  1. Consider the source. Click away from the story to investigate the site, its mission and its contact info.
  2. Read beyond the headline. Headlines can be outrageous in effort to get clicks. Go beyond headlines.
  3. Check the author. Do a quick Google search on the author. Are they credible?
  4. Determine if sources support the story. Click those links. Determine if the subsequent info actually supports the story.
  5. Check the date.
  6. Consider that it might be satire. If it seems too outlandish, it might be satire. Do some quick research on the site and author to find out.
  7. Check your biases.
  8. Ask the experts. Ask a librarian, or consult one of the fact-checking sites in this list by Donna Cohen, our event speaker April 22nd.

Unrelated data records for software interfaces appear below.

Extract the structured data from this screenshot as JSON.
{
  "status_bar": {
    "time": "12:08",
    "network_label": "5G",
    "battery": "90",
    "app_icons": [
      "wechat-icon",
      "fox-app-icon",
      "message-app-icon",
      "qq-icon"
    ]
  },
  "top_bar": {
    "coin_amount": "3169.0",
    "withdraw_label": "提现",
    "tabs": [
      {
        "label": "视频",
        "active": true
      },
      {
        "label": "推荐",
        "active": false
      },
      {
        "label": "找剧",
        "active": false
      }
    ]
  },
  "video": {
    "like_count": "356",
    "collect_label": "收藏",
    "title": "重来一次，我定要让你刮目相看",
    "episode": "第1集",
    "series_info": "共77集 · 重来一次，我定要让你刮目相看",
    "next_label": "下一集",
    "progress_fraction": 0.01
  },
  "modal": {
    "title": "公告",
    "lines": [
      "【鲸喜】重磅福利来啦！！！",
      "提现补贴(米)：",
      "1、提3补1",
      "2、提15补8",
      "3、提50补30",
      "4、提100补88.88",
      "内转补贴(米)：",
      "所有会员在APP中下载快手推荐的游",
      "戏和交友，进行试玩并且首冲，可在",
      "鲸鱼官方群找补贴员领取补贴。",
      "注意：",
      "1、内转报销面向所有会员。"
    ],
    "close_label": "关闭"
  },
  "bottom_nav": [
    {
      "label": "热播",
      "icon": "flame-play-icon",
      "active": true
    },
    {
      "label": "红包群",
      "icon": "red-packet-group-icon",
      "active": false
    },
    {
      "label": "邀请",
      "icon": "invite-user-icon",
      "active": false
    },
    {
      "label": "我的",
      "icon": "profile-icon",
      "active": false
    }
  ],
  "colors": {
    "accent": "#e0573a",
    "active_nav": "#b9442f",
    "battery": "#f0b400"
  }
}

Misinformation & Propaganda - Event April 22

Learn More At the Library!

Join us for a timely workshop led by local librarian Donna Cohen. Using real world examples this session will teach you to distinguish truth from fiction and become your own “fact-checker.”
Misinformation & Propaganda - Event April 22